When you apply for an asset-based loan, you pledge assets to secure a loan from a bank or a commercial finance company. You still own your assets but if you don’t make good on your payments, the lending institution can seize them.

​Accounts receivable and inventory are common collateral but any asset might qualify. When you use accounts receivable to secure a loan, you can expect to get about 75 to 80 percent of the face value of your fresh invoices.

As with all commercial lending, rates are negotiable. Lenders will look at your customers’ credit record, how long you’ve been in business and whether your assets are liquid.

Accounts Receivable

Financing the growth of your business can be a challenge, especially during a rough economy. If your sales of products or services to commercial accounts have created a cash flow shortage in your business, then your company can benefit from account receivables financing services from Touchstone Finance & Leasing.

Accounts Receivable Factoring

If your business provides a product or service to other businesses and uses invoices to collect payments, it might be eligible for invoice factoring. With this type of financing, your business sells its outstanding B2B invoices to a third party. The factoring company buying your invoices might advance 70% to 95% of their total value upfront. From there, the company collects the outstanding payments from your customers, deducts a factor fee (typically 0.5% to 5% per month, per outstanding invoice), and returns the difference to you.

Advantages and Disadvantages of Invoice Factoring

Invoice factoring can help your business access cash on outstanding invoices before they are due. Qualifying for this type of financing is often easier than qualifying for other types of business loans. However, the factoring company may review the credit of your customers during the application process to make sure those businesses are likely to pay as agreed.

Accounts Receivable Financing

Invoice financing works a lot like invoice factoring. Yet with the business funding option, you don’t sell outstanding invoices to a third party. Instead, your invoices serve as collateral to help you secure a cash advance, often up to 80% of the value of your outstanding invoices.

With invoice financing, you stay in charge of collecting from your customers. When your customers pay you, you repay the lender that issued you the cash advance.

Advantages and Disadvantages of Invoice Financing

When you back a loan using your invoices as collateral, your customers aren’t aware. Invoice financing can be somewhat expensive.

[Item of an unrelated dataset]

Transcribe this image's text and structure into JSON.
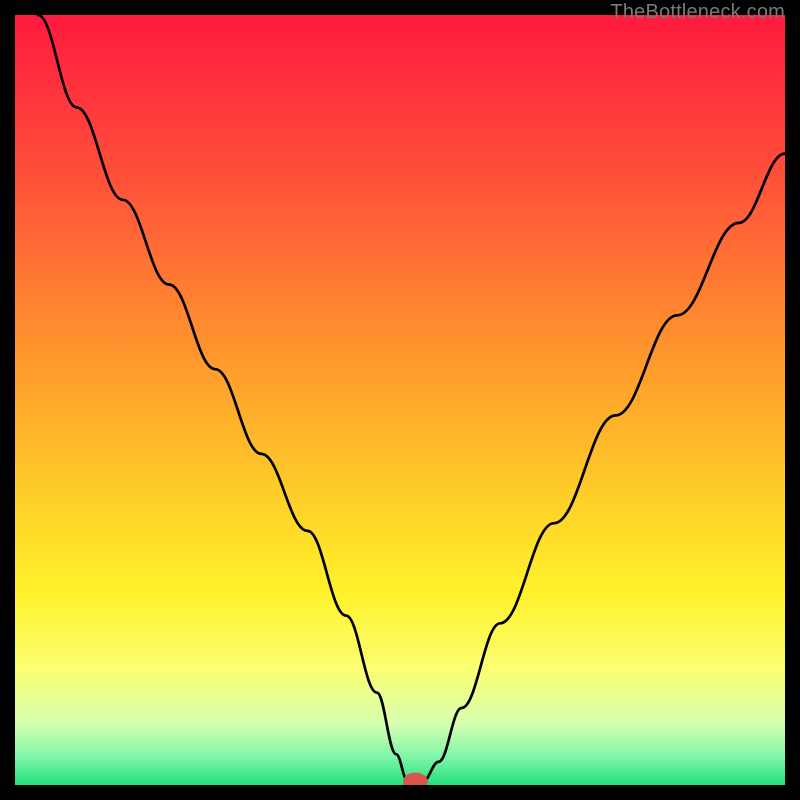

Invoice factoring vs invoice financing summary:

Inventory Financing

How Inventory Financing Works

Why is Inventory financing necessary?

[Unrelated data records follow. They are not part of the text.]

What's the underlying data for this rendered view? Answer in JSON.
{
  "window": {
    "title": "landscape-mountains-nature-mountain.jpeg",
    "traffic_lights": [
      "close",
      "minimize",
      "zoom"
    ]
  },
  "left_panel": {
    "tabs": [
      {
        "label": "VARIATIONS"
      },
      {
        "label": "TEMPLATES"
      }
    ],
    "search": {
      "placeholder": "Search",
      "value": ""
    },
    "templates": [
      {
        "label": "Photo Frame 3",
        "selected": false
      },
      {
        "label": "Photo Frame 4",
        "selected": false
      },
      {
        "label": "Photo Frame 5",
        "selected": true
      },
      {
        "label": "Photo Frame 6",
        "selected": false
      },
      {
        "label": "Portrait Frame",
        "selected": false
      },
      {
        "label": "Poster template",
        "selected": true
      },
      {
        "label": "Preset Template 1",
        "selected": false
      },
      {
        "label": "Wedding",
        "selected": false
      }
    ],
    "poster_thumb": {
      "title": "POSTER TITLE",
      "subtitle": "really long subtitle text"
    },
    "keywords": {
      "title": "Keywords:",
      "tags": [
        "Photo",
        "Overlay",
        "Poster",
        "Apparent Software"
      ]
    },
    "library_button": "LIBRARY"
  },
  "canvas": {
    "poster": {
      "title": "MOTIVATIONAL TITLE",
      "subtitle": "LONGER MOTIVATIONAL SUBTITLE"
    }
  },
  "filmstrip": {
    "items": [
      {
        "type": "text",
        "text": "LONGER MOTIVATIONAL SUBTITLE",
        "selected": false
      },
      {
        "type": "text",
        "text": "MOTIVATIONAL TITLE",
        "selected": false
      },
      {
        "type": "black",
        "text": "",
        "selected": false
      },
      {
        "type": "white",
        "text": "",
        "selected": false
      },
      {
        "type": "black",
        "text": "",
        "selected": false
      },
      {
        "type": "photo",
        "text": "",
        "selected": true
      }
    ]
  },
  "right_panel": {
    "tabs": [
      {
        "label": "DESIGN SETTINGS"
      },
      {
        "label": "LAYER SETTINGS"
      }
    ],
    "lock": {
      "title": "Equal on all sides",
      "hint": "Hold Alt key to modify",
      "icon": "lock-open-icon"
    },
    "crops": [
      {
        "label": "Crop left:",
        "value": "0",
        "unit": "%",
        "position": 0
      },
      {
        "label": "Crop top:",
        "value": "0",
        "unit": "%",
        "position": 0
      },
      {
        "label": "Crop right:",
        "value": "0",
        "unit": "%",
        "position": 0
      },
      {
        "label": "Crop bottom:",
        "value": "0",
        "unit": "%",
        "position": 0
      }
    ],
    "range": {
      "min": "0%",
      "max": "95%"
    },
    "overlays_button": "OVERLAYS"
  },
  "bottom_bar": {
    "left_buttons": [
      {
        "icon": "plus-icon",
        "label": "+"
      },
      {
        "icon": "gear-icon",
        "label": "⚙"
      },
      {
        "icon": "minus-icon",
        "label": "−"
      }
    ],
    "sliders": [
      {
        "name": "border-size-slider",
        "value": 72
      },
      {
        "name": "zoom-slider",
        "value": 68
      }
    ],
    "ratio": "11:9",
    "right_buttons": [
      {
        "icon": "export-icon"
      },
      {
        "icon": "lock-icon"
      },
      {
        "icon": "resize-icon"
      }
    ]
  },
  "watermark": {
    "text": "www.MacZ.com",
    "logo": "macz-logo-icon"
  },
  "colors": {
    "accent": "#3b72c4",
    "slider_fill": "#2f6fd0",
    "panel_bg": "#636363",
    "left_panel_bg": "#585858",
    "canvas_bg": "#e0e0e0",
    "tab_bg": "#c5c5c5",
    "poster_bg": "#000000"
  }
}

As the owner of any business that sells physical products, you can probably think of a few situations where it would be advantageous to have more cash on hand to buy inventory. Perhaps you’re gearing up to expand sales at your brick-and-mortar location(s) and need financing to stock the shelves. Or, maybe one of your suppliers is offering a temporary sale on one of your top-performing products, which could mean massive savings if you are able to quickly buy in bulk.

Touchstone Finance & Leasing has helped 1,000’s of clients satisfy this need by providing essential inventory financing. The typical inventory loan will be based on 60% to 80% of the value at cost of your inventory.